▶ [HOW TO COMPLETE THIS TASK]: Go line by line through the listing below and copy those that hold "JSON".

★ ★ ★ ★

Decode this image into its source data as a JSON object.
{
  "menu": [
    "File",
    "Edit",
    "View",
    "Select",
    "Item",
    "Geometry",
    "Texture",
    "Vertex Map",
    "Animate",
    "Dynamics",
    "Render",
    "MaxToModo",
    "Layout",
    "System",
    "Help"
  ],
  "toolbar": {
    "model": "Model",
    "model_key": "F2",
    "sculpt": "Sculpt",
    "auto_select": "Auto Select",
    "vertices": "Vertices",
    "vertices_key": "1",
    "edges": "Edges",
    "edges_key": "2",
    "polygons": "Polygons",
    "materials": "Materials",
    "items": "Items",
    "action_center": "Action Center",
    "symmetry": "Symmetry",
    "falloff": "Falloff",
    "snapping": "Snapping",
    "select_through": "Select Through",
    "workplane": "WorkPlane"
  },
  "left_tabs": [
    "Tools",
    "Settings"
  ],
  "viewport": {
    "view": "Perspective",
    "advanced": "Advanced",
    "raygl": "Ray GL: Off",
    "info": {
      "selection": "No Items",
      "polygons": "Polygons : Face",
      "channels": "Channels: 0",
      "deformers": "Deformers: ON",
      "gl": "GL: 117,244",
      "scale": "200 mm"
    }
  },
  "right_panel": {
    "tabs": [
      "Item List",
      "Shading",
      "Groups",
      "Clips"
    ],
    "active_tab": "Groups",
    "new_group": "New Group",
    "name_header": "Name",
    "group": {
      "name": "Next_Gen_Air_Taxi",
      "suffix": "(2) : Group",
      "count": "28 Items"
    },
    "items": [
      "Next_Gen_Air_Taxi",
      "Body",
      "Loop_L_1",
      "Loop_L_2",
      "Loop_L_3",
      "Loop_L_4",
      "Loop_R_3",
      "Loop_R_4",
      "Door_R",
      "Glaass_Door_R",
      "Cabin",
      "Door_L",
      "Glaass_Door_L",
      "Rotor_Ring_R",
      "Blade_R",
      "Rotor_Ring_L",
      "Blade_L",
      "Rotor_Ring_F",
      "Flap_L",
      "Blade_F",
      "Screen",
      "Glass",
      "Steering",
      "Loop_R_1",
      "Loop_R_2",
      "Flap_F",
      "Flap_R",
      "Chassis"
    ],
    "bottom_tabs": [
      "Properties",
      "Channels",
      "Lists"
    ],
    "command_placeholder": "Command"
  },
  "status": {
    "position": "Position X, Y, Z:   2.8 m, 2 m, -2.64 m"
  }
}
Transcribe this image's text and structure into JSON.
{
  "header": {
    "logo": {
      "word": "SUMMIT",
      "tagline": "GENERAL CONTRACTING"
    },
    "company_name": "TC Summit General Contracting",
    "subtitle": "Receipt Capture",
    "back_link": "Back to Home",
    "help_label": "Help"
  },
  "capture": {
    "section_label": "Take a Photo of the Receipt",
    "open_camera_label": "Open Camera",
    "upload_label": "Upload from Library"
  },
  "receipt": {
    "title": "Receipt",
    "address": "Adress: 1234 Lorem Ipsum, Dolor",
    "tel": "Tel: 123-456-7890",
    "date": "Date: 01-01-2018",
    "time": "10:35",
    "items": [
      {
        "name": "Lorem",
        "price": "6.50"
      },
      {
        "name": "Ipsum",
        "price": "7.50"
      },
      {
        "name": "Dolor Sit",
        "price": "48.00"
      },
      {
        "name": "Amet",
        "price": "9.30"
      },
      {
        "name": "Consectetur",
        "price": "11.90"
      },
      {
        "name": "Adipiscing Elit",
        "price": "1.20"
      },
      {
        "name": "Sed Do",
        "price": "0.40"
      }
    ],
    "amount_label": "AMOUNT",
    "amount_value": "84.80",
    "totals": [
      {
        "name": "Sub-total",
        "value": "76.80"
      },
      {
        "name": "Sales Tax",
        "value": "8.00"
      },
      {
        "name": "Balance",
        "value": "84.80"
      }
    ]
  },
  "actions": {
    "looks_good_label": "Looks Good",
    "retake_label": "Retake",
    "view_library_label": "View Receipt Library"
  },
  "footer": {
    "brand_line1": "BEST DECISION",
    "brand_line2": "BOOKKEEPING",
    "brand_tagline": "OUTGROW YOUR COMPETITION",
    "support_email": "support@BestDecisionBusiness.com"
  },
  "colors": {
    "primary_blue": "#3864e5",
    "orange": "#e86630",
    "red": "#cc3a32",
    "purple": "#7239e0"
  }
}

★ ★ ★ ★

▶ [FINISHED TASK]:
Decode this image into its source data as a JSON object.
Transcribe this image's text and structure into JSON.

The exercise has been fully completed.